SaMaPa has succeeded in creating a new generation of connoisseurs that recognise the contribution of individuals for their tireless efforts in propagating and keeping the traditional folk and classical culture alive.The award ceremony preceding the musicals on the second evening proved this point when Baba Yogendra and Shobha Kosar (heads of cultural institutions dedicated to promotion and propagation of Indian art and culture), Venkatesh Kumar (vocal), Kamal Sabri (sarangi), and this reporter (music appreciation and musicology) were warmly felicitated. The third evening commenced with the warm felicitation of Abdul Rashid Hafiz and Gulzar Ahmad Ganaie who have contributed a lot as Kashmir’s folk singers.
For a Cause

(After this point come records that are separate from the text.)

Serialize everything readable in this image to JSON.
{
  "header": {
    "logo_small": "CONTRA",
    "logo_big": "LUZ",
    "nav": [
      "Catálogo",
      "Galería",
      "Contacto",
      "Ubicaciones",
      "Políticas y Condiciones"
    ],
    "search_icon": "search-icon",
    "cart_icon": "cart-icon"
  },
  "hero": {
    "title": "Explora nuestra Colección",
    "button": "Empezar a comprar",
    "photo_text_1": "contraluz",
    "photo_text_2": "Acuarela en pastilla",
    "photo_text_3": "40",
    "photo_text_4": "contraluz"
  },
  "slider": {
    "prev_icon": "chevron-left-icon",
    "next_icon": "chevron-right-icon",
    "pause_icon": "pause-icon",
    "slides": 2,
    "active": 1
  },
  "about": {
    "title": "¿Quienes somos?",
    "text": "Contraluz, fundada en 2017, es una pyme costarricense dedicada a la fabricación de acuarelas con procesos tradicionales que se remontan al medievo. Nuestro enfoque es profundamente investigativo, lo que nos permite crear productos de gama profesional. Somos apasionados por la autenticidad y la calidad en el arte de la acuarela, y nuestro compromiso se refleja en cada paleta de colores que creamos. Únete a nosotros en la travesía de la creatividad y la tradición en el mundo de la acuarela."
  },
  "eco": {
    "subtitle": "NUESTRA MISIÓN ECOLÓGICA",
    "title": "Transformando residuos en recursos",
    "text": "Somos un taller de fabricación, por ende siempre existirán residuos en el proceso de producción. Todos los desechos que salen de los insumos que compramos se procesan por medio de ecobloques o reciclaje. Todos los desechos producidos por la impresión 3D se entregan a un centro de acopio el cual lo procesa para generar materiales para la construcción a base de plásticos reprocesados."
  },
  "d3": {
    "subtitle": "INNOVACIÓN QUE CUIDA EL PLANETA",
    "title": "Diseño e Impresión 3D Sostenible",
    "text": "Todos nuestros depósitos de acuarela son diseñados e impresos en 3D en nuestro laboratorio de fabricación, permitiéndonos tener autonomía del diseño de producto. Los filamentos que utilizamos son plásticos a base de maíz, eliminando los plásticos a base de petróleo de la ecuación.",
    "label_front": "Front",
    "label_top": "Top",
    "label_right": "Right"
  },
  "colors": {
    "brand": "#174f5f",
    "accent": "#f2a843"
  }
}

Rotary International district 3291 and district Governor Shyamashree Sen rganised a programme called Sangbardhan to commemorate Unesco’s World Heritage Day celebrations recently at the heritage site of Marble Palace in Kolkata in the presence of rotarians, consular representatives, members of Intach and other NGOs. A few of Bengal’s oldest families (the 800-year-old Mitra family, Cossimbazar Maharaja family, Mahishadal rajbari members, Dugar family of Murshidabad) were honoured on this occasion.
Its grand finale was a musical presentation on santoor by Pandit Tarun Bhattacharya. To suit the occasion his choice was a medley of three Tagorean songs (Boro Asha kore Esechi, Pran Chaye Chokkhu Na Chaye and Bhenge Mor Ghorer Chabi) to begin his concert as a tribute to the heritage buildings of Kolkata. From the medley he went straight to jhala in the seasonal raga hemant. At high speed the saath sangaat and saawal jawaab with Prosenjit Poddar on the tabla was thrilling and ended with a chakradhar tehai.